What you should do
Repeat back the listing below, word for word and in full.

★ ★ ★ ★ ★ ★ ★

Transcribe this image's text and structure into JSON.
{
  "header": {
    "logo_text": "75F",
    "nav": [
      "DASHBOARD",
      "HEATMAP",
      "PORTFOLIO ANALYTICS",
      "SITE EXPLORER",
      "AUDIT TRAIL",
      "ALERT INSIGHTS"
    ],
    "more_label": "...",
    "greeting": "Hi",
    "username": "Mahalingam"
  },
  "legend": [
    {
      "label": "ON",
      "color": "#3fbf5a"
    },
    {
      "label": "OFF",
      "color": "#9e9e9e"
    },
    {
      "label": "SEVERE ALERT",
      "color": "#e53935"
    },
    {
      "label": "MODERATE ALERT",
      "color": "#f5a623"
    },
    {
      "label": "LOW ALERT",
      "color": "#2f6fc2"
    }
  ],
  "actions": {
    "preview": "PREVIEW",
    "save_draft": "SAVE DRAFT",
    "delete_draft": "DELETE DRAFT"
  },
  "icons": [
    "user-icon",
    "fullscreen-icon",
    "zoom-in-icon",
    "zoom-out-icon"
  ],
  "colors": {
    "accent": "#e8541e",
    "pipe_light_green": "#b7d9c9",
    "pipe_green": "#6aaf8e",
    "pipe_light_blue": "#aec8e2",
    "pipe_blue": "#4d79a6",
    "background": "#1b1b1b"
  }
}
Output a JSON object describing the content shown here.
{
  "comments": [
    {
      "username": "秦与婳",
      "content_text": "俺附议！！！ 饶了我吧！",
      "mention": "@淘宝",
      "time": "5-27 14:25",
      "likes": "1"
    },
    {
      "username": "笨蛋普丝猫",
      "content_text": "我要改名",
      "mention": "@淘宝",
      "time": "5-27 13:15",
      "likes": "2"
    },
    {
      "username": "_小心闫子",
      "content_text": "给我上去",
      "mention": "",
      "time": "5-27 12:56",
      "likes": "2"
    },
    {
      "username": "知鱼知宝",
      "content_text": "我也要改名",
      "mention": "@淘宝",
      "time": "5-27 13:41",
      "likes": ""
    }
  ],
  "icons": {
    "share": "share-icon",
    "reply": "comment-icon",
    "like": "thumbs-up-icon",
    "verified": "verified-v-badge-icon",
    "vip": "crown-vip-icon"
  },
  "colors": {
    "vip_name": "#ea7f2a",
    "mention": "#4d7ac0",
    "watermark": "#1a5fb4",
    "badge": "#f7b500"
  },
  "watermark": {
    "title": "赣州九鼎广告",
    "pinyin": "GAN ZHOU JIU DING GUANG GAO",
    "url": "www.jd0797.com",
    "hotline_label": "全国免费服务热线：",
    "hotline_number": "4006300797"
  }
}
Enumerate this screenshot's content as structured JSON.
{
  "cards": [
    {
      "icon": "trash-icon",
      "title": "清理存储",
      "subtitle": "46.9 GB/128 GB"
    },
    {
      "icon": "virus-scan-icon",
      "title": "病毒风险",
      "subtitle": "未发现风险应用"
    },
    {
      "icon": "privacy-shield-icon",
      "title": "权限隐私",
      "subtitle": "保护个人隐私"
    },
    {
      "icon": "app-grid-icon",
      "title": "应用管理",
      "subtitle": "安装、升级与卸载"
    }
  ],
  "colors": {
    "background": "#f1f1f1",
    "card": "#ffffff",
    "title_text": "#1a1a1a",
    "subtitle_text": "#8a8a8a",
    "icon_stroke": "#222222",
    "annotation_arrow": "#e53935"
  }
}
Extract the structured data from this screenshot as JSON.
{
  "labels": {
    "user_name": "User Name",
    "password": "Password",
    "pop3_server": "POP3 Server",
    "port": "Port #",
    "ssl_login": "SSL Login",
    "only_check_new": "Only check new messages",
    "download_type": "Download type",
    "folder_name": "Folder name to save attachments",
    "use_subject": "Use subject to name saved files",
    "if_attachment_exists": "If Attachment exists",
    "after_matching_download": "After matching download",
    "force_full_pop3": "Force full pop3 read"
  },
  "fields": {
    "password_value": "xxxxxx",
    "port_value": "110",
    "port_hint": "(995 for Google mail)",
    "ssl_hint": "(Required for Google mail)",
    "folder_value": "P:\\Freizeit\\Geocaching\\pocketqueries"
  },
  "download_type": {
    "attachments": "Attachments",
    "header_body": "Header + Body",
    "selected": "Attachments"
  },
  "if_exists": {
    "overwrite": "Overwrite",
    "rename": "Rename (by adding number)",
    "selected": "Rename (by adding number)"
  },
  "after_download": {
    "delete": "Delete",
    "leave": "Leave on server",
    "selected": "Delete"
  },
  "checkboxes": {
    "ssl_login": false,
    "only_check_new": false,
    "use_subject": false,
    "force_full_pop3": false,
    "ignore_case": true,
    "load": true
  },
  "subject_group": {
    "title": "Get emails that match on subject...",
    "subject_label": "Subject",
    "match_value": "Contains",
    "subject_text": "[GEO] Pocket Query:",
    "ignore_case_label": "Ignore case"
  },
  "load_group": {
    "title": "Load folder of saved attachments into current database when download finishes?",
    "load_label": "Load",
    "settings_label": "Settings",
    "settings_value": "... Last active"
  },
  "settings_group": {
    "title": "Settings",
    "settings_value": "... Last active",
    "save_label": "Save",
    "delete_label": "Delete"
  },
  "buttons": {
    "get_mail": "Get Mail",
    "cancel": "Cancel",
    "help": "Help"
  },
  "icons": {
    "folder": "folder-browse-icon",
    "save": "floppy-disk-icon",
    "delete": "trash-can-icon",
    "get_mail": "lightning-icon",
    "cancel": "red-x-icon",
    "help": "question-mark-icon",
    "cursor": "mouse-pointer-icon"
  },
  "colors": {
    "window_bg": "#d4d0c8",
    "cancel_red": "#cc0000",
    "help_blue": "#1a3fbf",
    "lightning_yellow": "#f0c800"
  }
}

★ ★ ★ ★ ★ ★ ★

Your solution
Transcribe this image's text and structure into JSON.
{
  "header": {
    "logo_text": "75F",
    "nav": [
      "DASHBOARD",
      "HEATMAP",
      "PORTFOLIO ANALYTICS",
      "SITE EXPLORER",
      "AUDIT TRAIL",
      "ALERT INSIGHTS"
    ],
    "more_label": "...",
    "greeting": "Hi",
    "username": "Mahalingam"
  },
  "legend": [
    {
      "label": "ON",
      "color": "#3fbf5a"
    },
    {
      "label": "OFF",
      "color": "#9e9e9e"
    },
    {
      "label": "SEVERE ALERT",
      "color": "#e53935"
    },
    {
      "label": "MODERATE ALERT",
      "color": "#f5a623"
    },
    {
      "label": "LOW ALERT",
      "color": "#2f6fc2"
    }
  ],
  "actions": {
    "preview": "PREVIEW",
    "save_draft": "SAVE DRAFT",
    "delete_draft": "DELETE DRAFT"
  },
  "icons": [
    "user-icon",
    "fullscreen-icon",
    "zoom-in-icon",
    "zoom-out-icon"
  ],
  "colors": {
    "accent": "#e8541e",
    "pipe_light_green": "#b7d9c9",
    "pipe_green": "#6aaf8e",
    "pipe_light_blue": "#aec8e2",
    "pipe_blue": "#4d79a6",
    "background": "#1b1b1b"
  }
}
Output a JSON object describing the content shown here.
{
  "comments": [
    {
      "username": "秦与婳",
      "content_text": "俺附议！！！ 饶了我吧！",
      "mention": "@淘宝",
      "time": "5-27 14:25",
      "likes": "1"
    },
    {
      "username": "笨蛋普丝猫",
      "content_text": "我要改名",
      "mention": "@淘宝",
      "time": "5-27 13:15",
      "likes": "2"
    },
    {
      "username": "_小心闫子",
      "content_text": "给我上去",
      "mention": "",
      "time": "5-27 12:56",
      "likes": "2"
    },
    {
      "username": "知鱼知宝",
      "content_text": "我也要改名",
      "mention": "@淘宝",
      "time": "5-27 13:41",
      "likes": ""
    }
  ],
  "icons": {
    "share": "share-icon",
    "reply": "comment-icon",
    "like": "thumbs-up-icon",
    "verified": "verified-v-badge-icon",
    "vip": "crown-vip-icon"
  },
  "colors": {
    "vip_name": "#ea7f2a",
    "mention": "#4d7ac0",
    "watermark": "#1a5fb4",
    "badge": "#f7b500"
  },
  "watermark": {
    "title": "赣州九鼎广告",
    "pinyin": "GAN ZHOU JIU DING GUANG GAO",
    "url": "www.jd0797.com",
    "hotline_label": "全国免费服务热线：",
    "hotline_number": "4006300797"
  }
}
Enumerate this screenshot's content as structured JSON.
{
  "cards": [
    {
      "icon": "trash-icon",
      "title": "清理存储",
      "subtitle": "46.9 GB/128 GB"
    },
    {
      "icon": "virus-scan-icon",
      "title": "病毒风险",
      "subtitle": "未发现风险应用"
    },
    {
      "icon": "privacy-shield-icon",
      "title": "权限隐私",
      "subtitle": "保护个人隐私"
    },
    {
      "icon": "app-grid-icon",
      "title": "应用管理",
      "subtitle": "安装、升级与卸载"
    }
  ],
  "colors": {
    "background": "#f1f1f1",
    "card": "#ffffff",
    "title_text": "#1a1a1a",
    "subtitle_text": "#8a8a8a",
    "icon_stroke": "#222222",
    "annotation_arrow": "#e53935"
  }
}
Extract the structured data from this screenshot as JSON.
{
  "labels": {
    "user_name": "User Name",
    "password": "Password",
    "pop3_server": "POP3 Server",
    "port": "Port #",
    "ssl_login": "SSL Login",
    "only_check_new": "Only check new messages",
    "download_type": "Download type",
    "folder_name": "Folder name to save attachments",
    "use_subject": "Use subject to name saved files",
    "if_attachment_exists": "If Attachment exists",
    "after_matching_download": "After matching download",
    "force_full_pop3": "Force full pop3 read"
  },
  "fields": {
    "password_value": "xxxxxx",
    "port_value": "110",
    "port_hint": "(995 for Google mail)",
    "ssl_hint": "(Required for Google mail)",
    "folder_value": "P:\\Freizeit\\Geocaching\\pocketqueries"
  },
  "download_type": {
    "attachments": "Attachments",
    "header_body": "Header + Body",
    "selected": "Attachments"
  },
  "if_exists": {
    "overwrite": "Overwrite",
    "rename": "Rename (by adding number)",
    "selected": "Rename (by adding number)"
  },
  "after_download": {
    "delete": "Delete",
    "leave": "Leave on server",
    "selected": "Delete"
  },
  "checkboxes": {
    "ssl_login": false,
    "only_check_new": false,
    "use_subject": false,
    "force_full_pop3": false,
    "ignore_case": true,
    "load": true
  },
  "subject_group": {
    "title": "Get emails that match on subject...",
    "subject_label": "Subject",
    "match_value": "Contains",
    "subject_text": "[GEO] Pocket Query:",
    "ignore_case_label": "Ignore case"
  },
  "load_group": {
    "title": "Load folder of saved attachments into current database when download finishes?",
    "load_label": "Load",
    "settings_label": "Settings",
    "settings_value": "... Last active"
  },
  "settings_group": {
    "title": "Settings",
    "settings_value": "... Last active",
    "save_label": "Save",
    "delete_label": "Delete"
  },
  "buttons": {
    "get_mail": "Get Mail",
    "cancel": "Cancel",
    "help": "Help"
  },
  "icons": {
    "folder": "folder-browse-icon",
    "save": "floppy-disk-icon",
    "delete": "trash-can-icon",
    "get_mail": "lightning-icon",
    "cancel": "red-x-icon",
    "help": "question-mark-icon",
    "cursor": "mouse-pointer-icon"
  },
  "colors": {
    "window_bg": "#d4d0c8",
    "cancel_red": "#cc0000",
    "help_blue": "#1a3fbf",
    "lightning_yellow": "#f0c800"
  }
}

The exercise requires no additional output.